From garden offices to summer houses, an extra space in the garden can transform your work or family life.
However, to get the most pleasure and utility out of a garden building, you will need to consider various practical details.
Read our 5 tips below to ensure you make the right choice:
The size of a cabin should be big enough to evolve with your needs – an example could be a children’s playhouse to entertainment space. It shouldn’t, however, be out fo proportion with the rest of your garden, create too much shade, or be too big that you are unable to finish furnishing it.
A great tip to help visualise how much space the cabin will take up in your garden, use tent pegs or canes to mark out the dimensions (which you can find on our product’s pages).

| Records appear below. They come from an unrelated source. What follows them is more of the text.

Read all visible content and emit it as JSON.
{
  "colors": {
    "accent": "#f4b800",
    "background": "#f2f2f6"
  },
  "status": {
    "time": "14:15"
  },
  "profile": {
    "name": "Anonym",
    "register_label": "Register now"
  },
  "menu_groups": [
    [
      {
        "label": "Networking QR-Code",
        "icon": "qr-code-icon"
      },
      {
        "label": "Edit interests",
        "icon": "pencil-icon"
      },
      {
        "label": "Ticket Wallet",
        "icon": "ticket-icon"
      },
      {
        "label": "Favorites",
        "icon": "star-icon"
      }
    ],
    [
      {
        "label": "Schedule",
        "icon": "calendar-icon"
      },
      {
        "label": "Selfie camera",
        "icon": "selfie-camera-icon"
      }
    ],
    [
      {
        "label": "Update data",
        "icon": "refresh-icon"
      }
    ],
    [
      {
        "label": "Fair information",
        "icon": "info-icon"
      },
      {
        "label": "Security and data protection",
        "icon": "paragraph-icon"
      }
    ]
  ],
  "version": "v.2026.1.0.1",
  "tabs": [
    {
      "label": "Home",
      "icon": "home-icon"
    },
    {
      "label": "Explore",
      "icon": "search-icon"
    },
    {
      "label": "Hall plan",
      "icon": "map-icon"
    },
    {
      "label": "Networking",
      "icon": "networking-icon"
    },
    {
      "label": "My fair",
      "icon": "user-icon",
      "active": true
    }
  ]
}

If you are planning on only using your log cabin on summer days, timber with a thickness up to 28mm thick is suitable. For summer evenings and spring days, 34mm timber should be sufficient, but for use all-year-round, look for a log thickness between 44mm and 70mm.

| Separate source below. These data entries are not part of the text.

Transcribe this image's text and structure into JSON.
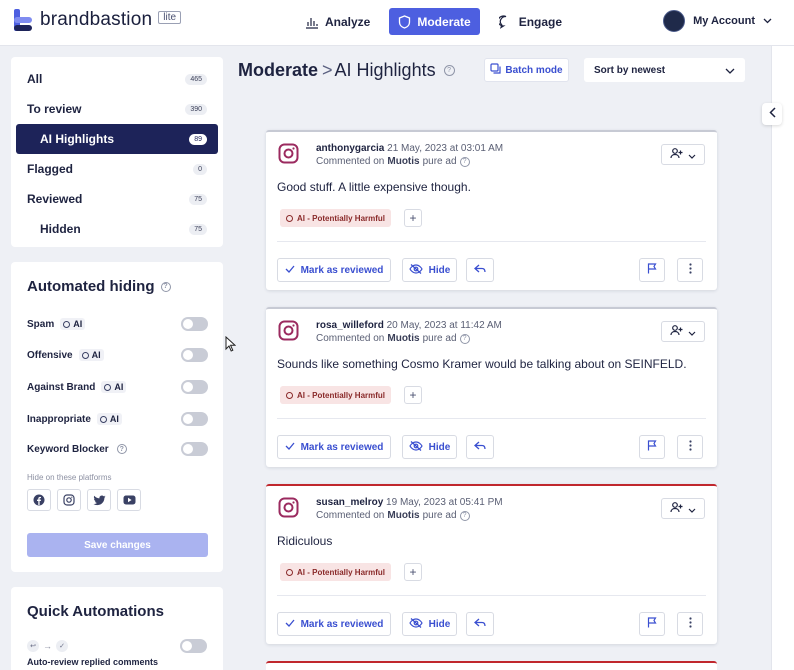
{
  "brand": {
    "name": "brandbastion",
    "badge": "lite"
  },
  "nav": [
    {
      "label": "Analyze",
      "icon": "bar-chart-icon",
      "active": false
    },
    {
      "label": "Moderate",
      "icon": "shield-icon",
      "active": true
    },
    {
      "label": "Engage",
      "icon": "chat-bubble-icon",
      "active": false
    }
  ],
  "account": {
    "label": "My Account"
  },
  "filters": [
    {
      "label": "All",
      "count": "465"
    },
    {
      "label": "To review",
      "count": "390"
    },
    {
      "label": "AI Highlights",
      "count": "89",
      "active": true
    },
    {
      "label": "Flagged",
      "count": "0"
    },
    {
      "label": "Reviewed",
      "count": "75"
    },
    {
      "label": "Hidden",
      "count": "75"
    }
  ],
  "automated_hiding": {
    "title": "Automated hiding",
    "rules": [
      {
        "label": "Spam",
        "ai_badge": "AI",
        "enabled": false
      },
      {
        "label": "Offensive",
        "ai_badge": "AI",
        "enabled": false
      },
      {
        "label": "Against Brand",
        "ai_badge": "AI",
        "enabled": false
      },
      {
        "label": "Inappropriate",
        "ai_badge": "AI",
        "enabled": false
      },
      {
        "label": "Keyword Blocker",
        "enabled": false
      }
    ],
    "platforms_label": "Hide on these platforms",
    "platforms": [
      "facebook-icon",
      "instagram-icon",
      "twitter-icon",
      "youtube-icon"
    ],
    "save_label": "Save changes"
  },
  "quick_automations": {
    "title": "Quick Automations",
    "rule_label": "Auto-review replied comments"
  },
  "header": {
    "crumb": "Moderate",
    "separator": ">",
    "current": "AI Highlights",
    "batch_label": "Batch mode",
    "sort_label": "Sort by newest"
  },
  "comments": [
    {
      "user": "anthonygarcia",
      "date": "21 May, 2023 at 03:01 AM",
      "commented_on_prefix": "Commented on",
      "ad_name": "Muotis",
      "ad_suffix": "pure ad",
      "text": "Good stuff. A little expensive though.",
      "tag": "AI - Potentially Harmful",
      "flagged": false
    },
    {
      "user": "rosa_willeford",
      "date": "20 May, 2023 at 11:42 AM",
      "commented_on_prefix": "Commented on",
      "ad_name": "Muotis",
      "ad_suffix": "pure ad",
      "text": "Sounds like something Cosmo Kramer would be talking about on SEINFELD.",
      "tag": "AI - Potentially Harmful",
      "flagged": false
    },
    {
      "user": "susan_melroy",
      "date": "19 May, 2023 at 05:41 PM",
      "commented_on_prefix": "Commented on",
      "ad_name": "Muotis",
      "ad_suffix": "pure ad",
      "text": "Ridiculous",
      "tag": "AI - Potentially Harmful",
      "flagged": true
    }
  ],
  "actions": {
    "review_label": "Mark as reviewed",
    "hide_label": "Hide"
  },
  "colors": {
    "accent": "#4d5fe0",
    "sidebar_active": "#1d2359",
    "flag_red": "#c0272d",
    "tag_bg": "#f8e4e4"
  }
}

Choose windows according to how you plan to use a building. Plexiglass windows are good for keeping costs low, but they offer less insulation than glass. Single glazing is warm enough for summer and spring, but double glazing show is ideal for all-year-round cabins.
The type of timber used for a garden building affects how long the building will last. Slow-grown timbers are denser than faster-growing trees, thus would be more durable. Other details also boost longevity: for example, using laminated wood for door frames, and pressure-treating foundation joists. Another thing to do would be to check the size of the roof purlins; if you want to invest in a garden building that can be enjoyed for decades to come, ensure you pick a building that has thicker roof purlins running from apex to apex (this is a straightforward mark of quality and durability.
This will vary across the UK but if you plan to have a garden building within 2m of your boundary and it will be over 2.5m high, it is likely that you’ll need to seek planning permission before you build it.
Another reason you will need planning permission is if you plan to connect your garden building to mains electricity or will line in a log cabin in a wood.